nine teaspoons (or 45 grams).
|2.5 tsp. sugar||13 tsp. sugar||1.5 tsp. sugar|
Sugar and Race
People of color are more likely than whites to be diabetic. The National Institute of Health says 14.2 percent of Native Americans and 12.6 of African Americans had been diagnosed with diabetes in 2011, compared to 7.1 percent of whites. 11.8 percent of Latin-Americans and 8.4 percent of Asian Americans are diabetic, as well.
Could sugar consumption be behind this discrepancy? Communities of color are far more likely to meet the criteria of “food deserts,” or areas where most people do not have a grocery store within a mile of their homes.
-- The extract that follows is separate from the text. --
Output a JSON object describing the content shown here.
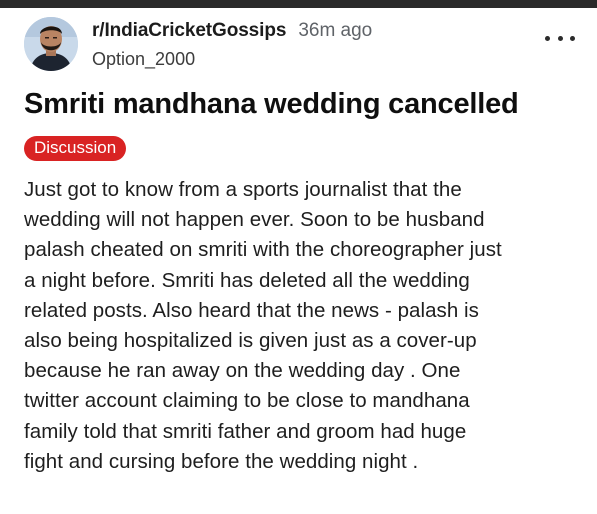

Lacking access to fresh produce, the more than 23 million Americans who live in food deserts, according to the US Department of Agriculture, are often forced to resort to fast food and processed foods from convenience stores—which, as Moss reminds us, have more than their share of salt, fat, and sugar.
When it comes to obesity, place and access to healthy food matters. From 2008 to 2010, researchers from the University of Chicago conducted a powerful study, in which they offered rent vouchers to low-income mothers, who were mostly black and Latino, so they could move from very poor neighborhoods to less disadvantaged areas. The study, published in the New England Journal of Medicine in 2011, found that the moms who moved to a better neighborhood lowered their risk of becoming “extremely obese” and contracting type 2 diabetes.
While the study didn’t point to sugar as the underlying cause, it’s easy to draw links between the salt, fat, and sugar in processed foods and the poor health of the people living in food deserts. And since food deserts tend to occur around color lines, it’s clear that sugar has a race-based impact, as well.
Sugar, Memory, and Health
It’s hard to mess with the warm and wonderful childhood memories that center around food, especially sugar-sweetened holiday and birthday treats. But, as Green America’s online editor Andrew Korfhage points out here, it’s not just our own health at stake: workers at many conventional sugar plantations around the world labor for poverty level wages under sweatshop-like conditions.
Add in genetically modified sugar beets and the pesticides coating conventional cane and GM sugar beets—including potentially carcinogenic atrazine and RoundUp/glyphosate—and it’s becoming ever clearer that Americans need to be more mindful about consuming sugar not just in moderation, but as little as possible.
—Tracy Fernandez Rysavy,
with additional research by Martha van Gelder